Data for this exercise START
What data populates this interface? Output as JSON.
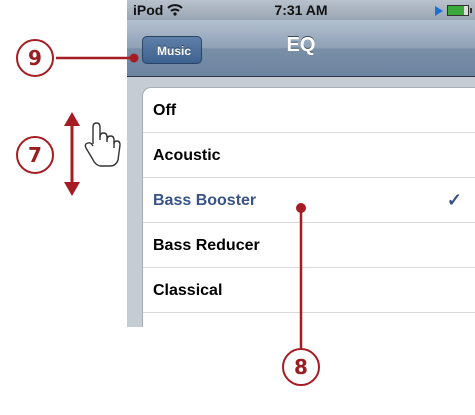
{
  "status_bar": {
    "carrier": "iPod",
    "time": "7:31 AM"
  },
  "nav": {
    "back_label": "Music",
    "title": "EQ"
  },
  "eq_presets": [
    {
      "label": "Off",
      "selected": false
    },
    {
      "label": "Acoustic",
      "selected": false
    },
    {
      "label": "Bass Booster",
      "selected": true
    },
    {
      "label": "Bass Reducer",
      "selected": false
    },
    {
      "label": "Classical",
      "selected": false
    }
  ],
  "selected_mark": "✓",
  "callouts": {
    "back": "9",
    "scroll": "7",
    "select": "8"
  },
  "colors": {
    "callout": "#a51d22",
    "nav_bar": "#7a8fa7",
    "selected_text": "#385487"
  },
  "icons": {
    "hand": "hand-pointer-icon",
    "scroll_arrow": "double-arrow-icon"
  }
}
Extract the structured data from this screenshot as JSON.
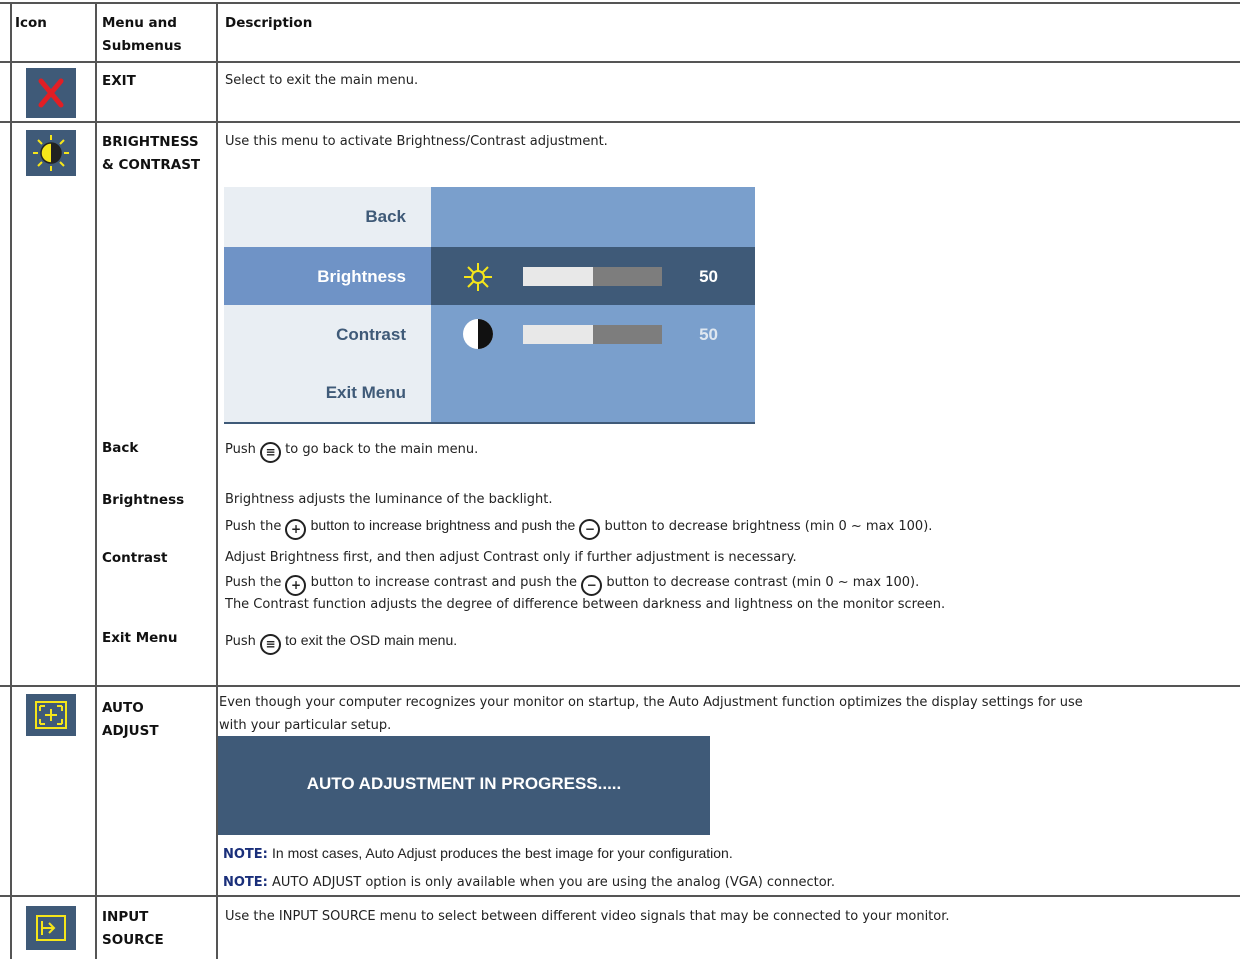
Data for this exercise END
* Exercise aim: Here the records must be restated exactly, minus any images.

* Answer to this problem:
What data populates this interface? Output as JSON.
{
  "status_bar": {
    "carrier": "iPod",
    "time": "7:31 AM"
  },
  "nav": {
    "back_label": "Music",
    "title": "EQ"
  },
  "eq_presets": [
    {
      "label": "Off",
      "selected": false
    },
    {
      "label": "Acoustic",
      "selected": false
    },
    {
      "label": "Bass Booster",
      "selected": true
    },
    {
      "label": "Bass Reducer",
      "selected": false
    },
    {
      "label": "Classical",
      "selected": false
    }
  ],
  "selected_mark": "✓",
  "callouts": {
    "back": "9",
    "scroll": "7",
    "select": "8"
  },
  "colors": {
    "callout": "#a51d22",
    "nav_bar": "#7a8fa7",
    "selected_text": "#385487"
  },
  "icons": {
    "hand": "hand-pointer-icon",
    "scroll_arrow": "double-arrow-icon"
  }
}
Extract the structured data from this screenshot as JSON.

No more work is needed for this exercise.